In November, truck drivers walked off their jobs as part of a brief strike protesting what they called unfair labor practices and wages. That strike involved Green Fleet, American Logistics and Pacific 9.
In the 48-hour strike set to begin Monday, Total Transportation truckers are joining the strike over working conditions and pay as part of a clear sign of the Port Division of the International Brotherhood of Teamsters stepping up its organizing efforts.
Alex H. Cherin, a spokesman for port trucking companies, wasn’t immediately available for comment Friday.
In March, the Teamsters won a key legal ruling in California that the union said forces trucking companies to end their business practice of having independent drivers pay for fuel, insurance, truck repairs and lease payments for trucks owned by a trucking firm.
“At the end of the month, these drivers – who were treated like employees – would get a bill,” said Eric Tate, secretary-treasurer of Teamsters Local 848, in an interview last month.
“If you lease the vehicle, shouldn’t you be able to pull freight for someone else? They said the truck couldn’t be used for anyone else.”
The added expenses were deducted out of driver paychecks, essentially making the independent contractors “sweatshops on wheels,” Tate said.
The ports are monitoring the situation.
“Many trucking companies call on the terminals. They just need to make sure everyone has access to the terminals,” said Art Wong, a spokesman for the Port of Long Beach. “We can accommodate the pickets, but just so long as they don’t do injury to themselves or others.”
The Port of Los Angeles also is preparing for the strike.
“We’ll be watching it closely,” said Arley Baker, a spokesman for the Port of LA.
In a statement, the Port of L.A., added, “The port respects the right for citizens to peacefully assemble and demonstrate. Los Angeles Port Police will be on hand to ensure public safety and ensure the movement of cargo throughout the port.”
Baker also observed that the Teamsters have stepped up their labor actions with certain companies doing drayage in the port over the past several months.
The four companies involved in the 48-hour strike are classified as drayage companies.

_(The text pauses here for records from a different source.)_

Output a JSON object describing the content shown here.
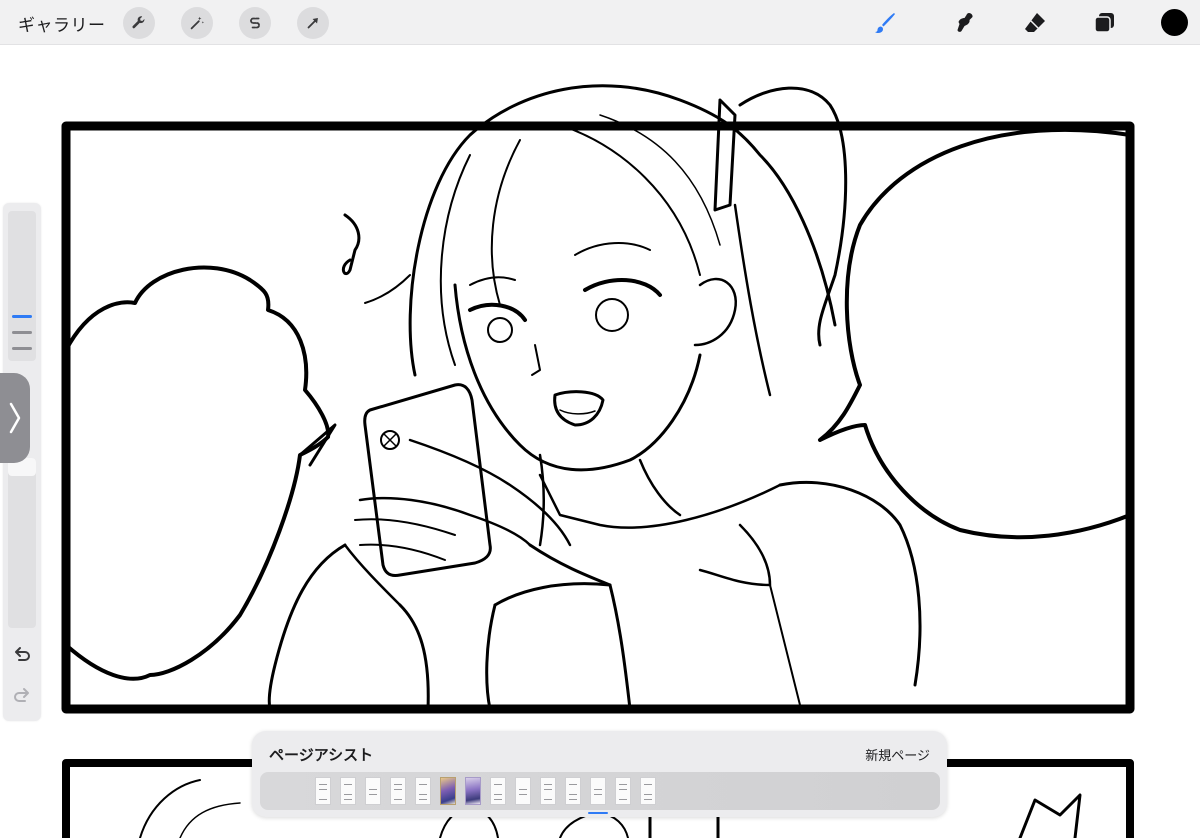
{
  "toolbar": {
    "gallery_label": "ギャラリー",
    "left_tools": [
      "wrench-icon",
      "magic-wand-icon",
      "selection-s-icon",
      "transform-arrow-icon"
    ],
    "right_tools": [
      "brush-icon",
      "smudge-icon",
      "eraser-icon",
      "layers-icon"
    ],
    "active_tool": "brush-icon",
    "active_tool_color": "#2f7bf5",
    "current_color": "#000000"
  },
  "sidebar": {
    "brush_size_slider": "brush-size-slider",
    "opacity_slider": "opacity-slider",
    "modify_button": "modify-square-icon",
    "undo": "undo-icon",
    "redo": "redo-icon",
    "collapse": "chevron-right-icon"
  },
  "page_assist": {
    "title": "ページアシスト",
    "new_page_label": "新規ページ",
    "thumbnail_count": 14,
    "selected_index": 11
  }
}
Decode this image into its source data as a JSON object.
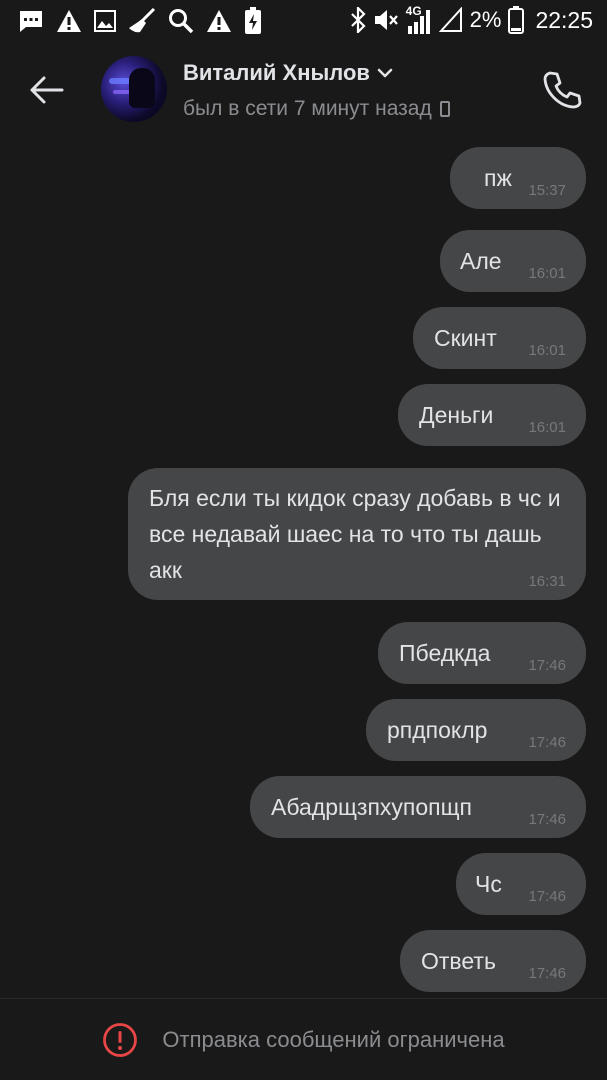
{
  "status_bar": {
    "battery_percent": "2%",
    "network": "4G",
    "time": "22:25",
    "icons": [
      "message-icon",
      "warning-icon",
      "image-icon",
      "broom-icon",
      "search-icon",
      "warning-icon",
      "battery-charging-icon",
      "bluetooth-icon",
      "mute-icon",
      "signal-icon",
      "signal-empty-icon",
      "battery-low-icon"
    ]
  },
  "header": {
    "contact_name": "Виталий Хнылов",
    "last_seen": "был в сети 7 минут назад"
  },
  "messages": [
    {
      "text": "пж",
      "time": "15:37"
    },
    {
      "text": "Але",
      "time": "16:01"
    },
    {
      "text": "Скинт",
      "time": "16:01"
    },
    {
      "text": "Деньги",
      "time": "16:01"
    },
    {
      "text": "Бля  если ты кидок сразу добавь в чс и все недавай шаес на то что ты дашь акк",
      "time": "16:31"
    },
    {
      "text": "Пбедкда",
      "time": "17:46"
    },
    {
      "text": "рпдпоклр",
      "time": "17:46"
    },
    {
      "text": "Абадрщзпхупопщп",
      "time": "17:46"
    },
    {
      "text": "Чс",
      "time": "17:46"
    },
    {
      "text": "Ответь",
      "time": "17:46"
    }
  ],
  "footer": {
    "notice": "Отправка сообщений ограничена"
  },
  "colors": {
    "background": "#19191a",
    "bubble": "#454647",
    "warning_red": "#e64646"
  }
}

These trucking firms transport goods over a short distance, such as between berths in the ports, or intermodal terminals.
In California, there are an estimated 25,000 port truck drivers with 16,400 misclassified as independent contractors, according to figures provided by the Teamsters. Wong said there are about 11,000 registered drivers in the ports complex.
Other union organizing efforts by the Teamsters are underway in the ports of Seattle, Oakland, New York, New Jersey and Savannah, Ga. Hundreds of truck drivers in Savannah are planning a rally on Monday over similar issues, according to a flier announcing the event.
Bill Aboudi, owner of AB Trucking in the Port of Oakland, said Teamsters are attempting to unionize truck drivers in the seaports of San Pedro Bay because they believe it would give them an edge in union campaigns elsewhere.
“They tried to do it nationally, but it didn’t work,” said Aboudi, who has fought the Teamsters over the past decade. “Their new strategy is to focus on L.A. and Long Beach. But our economy would collapse if they were successful.”
Port trucking industry at a glance
• An estimated 75,200 short-haul truck drivers move nearly $4 billion in cargo on and off the docks of U.S. seaports every day.
• About 49,331 are misclassified as independent contractors, with roughly 16,400 misclassified port drivers in California alone.
• Port truck drivers misclassified as independent contractors work on average 59 hours a week and earn $28,798 (before taxes), which is 22 percent less than the $35,000 average for employee drivers.
• The estimated annual wage and hour violations by California port trucking companies amount to $850 million.
• In recent years, the Teamsters mounted several legal and legislative efforts to get truck drivers classified as employees, including complaints filed with the California Division of Labor Standards Enforcement, California Employment Development Department, New York, New Jersey, Washington and Georgia.